= WHAT IS BEING ASKED =
Using the entries below, copy out all lines where "text" is found.

= DATA EXTRACT =
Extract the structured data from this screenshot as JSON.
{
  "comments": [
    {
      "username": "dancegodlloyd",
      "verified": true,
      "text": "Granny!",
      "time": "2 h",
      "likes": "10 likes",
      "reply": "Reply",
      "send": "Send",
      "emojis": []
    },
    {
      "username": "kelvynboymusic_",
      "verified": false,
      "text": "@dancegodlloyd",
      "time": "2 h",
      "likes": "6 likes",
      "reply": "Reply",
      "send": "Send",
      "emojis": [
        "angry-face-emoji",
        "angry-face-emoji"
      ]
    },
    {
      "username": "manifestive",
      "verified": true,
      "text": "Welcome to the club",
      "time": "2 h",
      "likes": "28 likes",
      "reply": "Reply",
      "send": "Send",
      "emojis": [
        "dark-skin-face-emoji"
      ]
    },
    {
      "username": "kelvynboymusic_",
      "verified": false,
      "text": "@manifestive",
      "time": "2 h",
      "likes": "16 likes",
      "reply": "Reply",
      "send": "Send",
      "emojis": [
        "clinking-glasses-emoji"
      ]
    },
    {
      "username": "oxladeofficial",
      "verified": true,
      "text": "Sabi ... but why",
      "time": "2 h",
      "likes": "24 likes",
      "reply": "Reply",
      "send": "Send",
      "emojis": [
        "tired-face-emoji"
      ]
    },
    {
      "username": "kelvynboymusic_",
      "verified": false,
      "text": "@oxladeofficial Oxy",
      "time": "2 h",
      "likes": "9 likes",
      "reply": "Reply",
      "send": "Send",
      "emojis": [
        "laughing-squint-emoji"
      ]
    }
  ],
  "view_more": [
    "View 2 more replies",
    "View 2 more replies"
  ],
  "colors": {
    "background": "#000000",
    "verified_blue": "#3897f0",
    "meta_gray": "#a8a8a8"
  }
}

= ANSWER SECTION =
      "text": "Granny!",
      "text": "@dancegodlloyd",
      "text": "Welcome to the club",
      "text": "@manifestive",
      "text": "Sabi ... but why",
      "text": "@oxladeofficial Oxy",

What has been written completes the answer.